The prize, awarded for the best senior thesis in American literature, is to honor is quality of self-motivation and drive for excellence in the humanities.

Alexandra Gjaja for “A Tradition of Error: George Lamming and Toni Morrison Revise Othello in the Diaspora”

Outside Department Thesis Prizes

Gregory T. Pope Prize for Science Writing

Established by the class of 1980 in remembrance of their classmate Gregory Pope, who was a science writer and editor and died prematurely of an aneurysm. The award is granted to an undergraduate student who has shown a keen interest in science and demonstrated an outstanding ability to communicate that enthusiasm to a wide audience through journalism.

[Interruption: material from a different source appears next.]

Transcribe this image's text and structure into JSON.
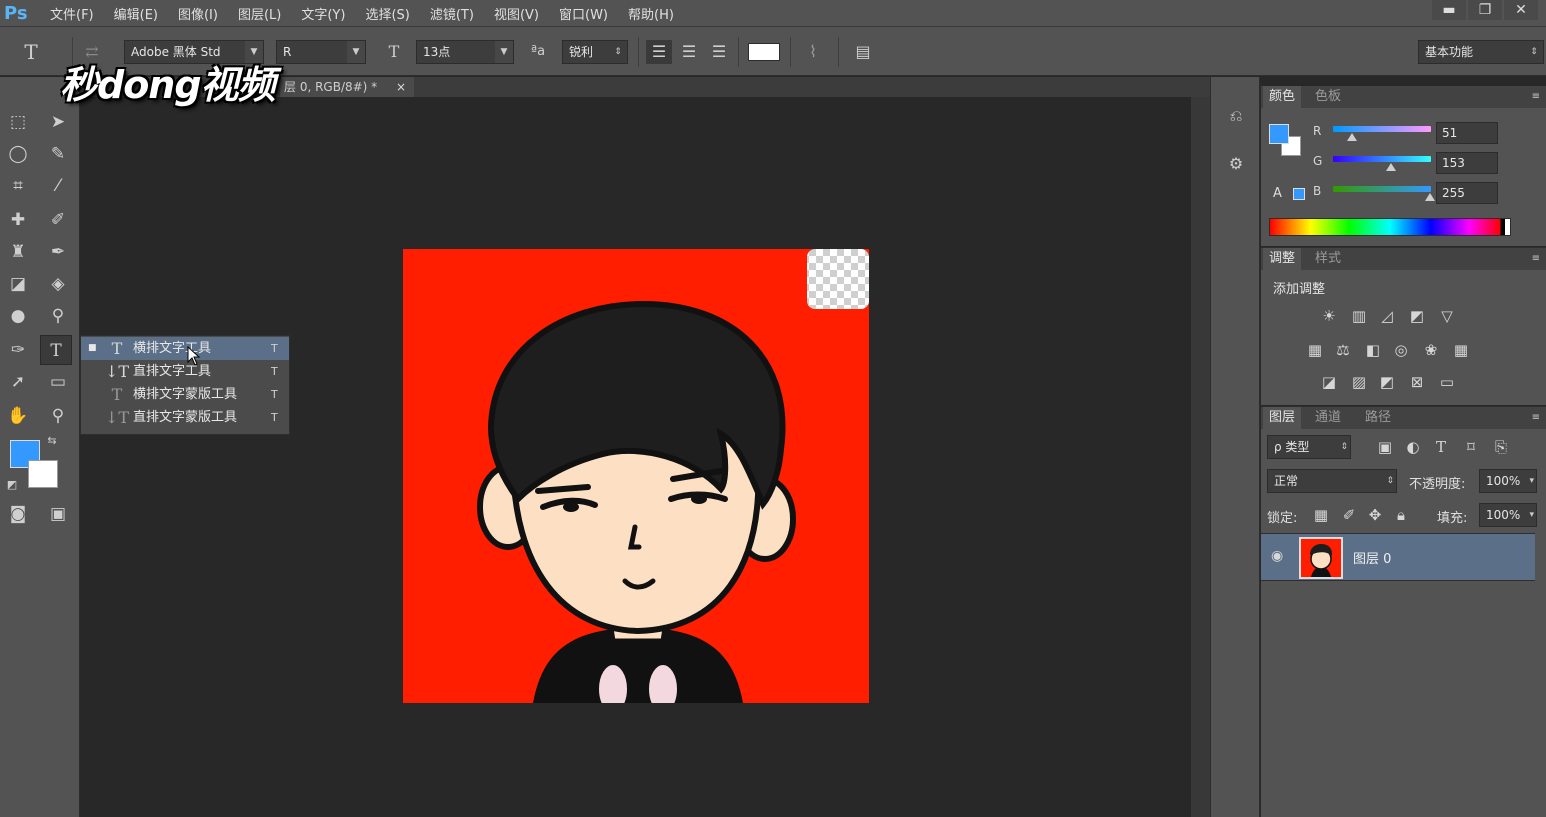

Noa Greenspan for “Before You Stomp”

Department of English Honors

Highest Honors

Sam Himmelfarb

Rachel Elizabeth Gracie Sturley

Beatrix Bondor

High Honors

Noa Greenspan

Sakura Antonia Ito Price

Hana Widerman

Selena Hostetler


Alexander Gjaja

Cassandra James

Ashira Shirali

Class of 2023 Inductees to Phi Beta Kappa Society

Beatrix Bondor

Alexandra Gjaja

Sam Himmelfarb

Selena Hostetler

Cassandra James

Ashira Shirali

Non-Thesis Prizes

Awarded by the Department to graduate students, first-year students, sophomores, juniors, and non-departmental seniors

Graduate Students

Moeko Fujii, Co-winner, McCosh Teaching Award

Jeewon Yoo, Co-winner, McCosh Teaching Award

First-Year Students (Class of 2026)

Kayla Xu, Class of 1883 English Prize for Academic Freshmen in Engineering

Melanie Garcia, Class of 1883 English Prize for Academic Freshmen

Sophomores (Class of 2025)

Annie Cao, Academy of American Poets – E. E. Cummings Prize

Isabel Jacobson, Francis Biddle Sophomore Prize

Rachel Brooks, Class of 1870 Sophomore Prize

Malia Chung, Bain Swiggett Poetry Prize – co-winner

Juniors (Class of 2024)

Ethan Luk, Bain Swiggett Poetry Prize – co-winner

Claire Schultz, Class of 1870 Junior Prize

Joseph Himmelfarb, Emily Ebert Prize

Sierra Stern, Ward Mathis Prize

Seniors (Class of 2023)

Chaya Holch, Morris W. Croll Poetry Prize